# WHAT IS NEEDED:
Find each line of the entries with the string "move", please, and copy it.

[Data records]

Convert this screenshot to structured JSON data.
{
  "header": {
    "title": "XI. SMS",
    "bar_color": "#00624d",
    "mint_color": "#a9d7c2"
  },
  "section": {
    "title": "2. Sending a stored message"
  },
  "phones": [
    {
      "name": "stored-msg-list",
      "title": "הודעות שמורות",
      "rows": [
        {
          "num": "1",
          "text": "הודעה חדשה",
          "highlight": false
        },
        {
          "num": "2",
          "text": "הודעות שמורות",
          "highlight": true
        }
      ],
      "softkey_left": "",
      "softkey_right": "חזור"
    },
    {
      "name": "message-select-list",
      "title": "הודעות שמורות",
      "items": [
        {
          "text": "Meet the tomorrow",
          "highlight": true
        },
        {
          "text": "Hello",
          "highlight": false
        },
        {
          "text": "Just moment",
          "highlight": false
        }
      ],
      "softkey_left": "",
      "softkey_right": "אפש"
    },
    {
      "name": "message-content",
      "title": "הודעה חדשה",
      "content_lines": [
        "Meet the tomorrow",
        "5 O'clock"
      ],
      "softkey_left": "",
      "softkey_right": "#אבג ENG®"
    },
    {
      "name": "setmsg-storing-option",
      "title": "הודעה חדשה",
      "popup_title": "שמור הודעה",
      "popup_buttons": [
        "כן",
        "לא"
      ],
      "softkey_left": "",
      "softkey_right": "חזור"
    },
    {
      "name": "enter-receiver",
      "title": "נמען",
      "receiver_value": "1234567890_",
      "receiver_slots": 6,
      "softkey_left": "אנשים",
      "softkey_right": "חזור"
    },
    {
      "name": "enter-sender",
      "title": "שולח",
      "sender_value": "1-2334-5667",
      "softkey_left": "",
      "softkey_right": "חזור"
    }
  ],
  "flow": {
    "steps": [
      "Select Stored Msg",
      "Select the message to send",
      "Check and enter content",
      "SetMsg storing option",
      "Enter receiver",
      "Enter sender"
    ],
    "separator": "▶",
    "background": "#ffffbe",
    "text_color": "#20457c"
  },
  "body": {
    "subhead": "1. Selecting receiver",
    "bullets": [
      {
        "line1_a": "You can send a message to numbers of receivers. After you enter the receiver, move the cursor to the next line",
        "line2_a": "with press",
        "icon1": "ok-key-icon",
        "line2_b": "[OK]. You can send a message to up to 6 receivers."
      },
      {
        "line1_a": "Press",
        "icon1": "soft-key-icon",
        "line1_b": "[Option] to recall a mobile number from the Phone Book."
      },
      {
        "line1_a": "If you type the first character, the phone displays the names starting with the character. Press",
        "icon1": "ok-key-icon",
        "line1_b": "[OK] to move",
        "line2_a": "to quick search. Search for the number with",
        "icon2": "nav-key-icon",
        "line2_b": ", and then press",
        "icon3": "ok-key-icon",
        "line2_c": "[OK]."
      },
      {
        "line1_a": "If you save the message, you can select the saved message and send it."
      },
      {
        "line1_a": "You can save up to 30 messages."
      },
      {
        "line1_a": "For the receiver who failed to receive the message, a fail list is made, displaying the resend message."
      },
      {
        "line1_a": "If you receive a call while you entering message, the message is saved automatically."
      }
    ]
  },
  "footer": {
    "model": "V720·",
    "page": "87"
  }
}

# TASK RESULT:
        "line1_a": "You can send a message to numbers of receivers. After you enter the receiver, move the cursor to the next line",
        "line1_b": "[OK] to move",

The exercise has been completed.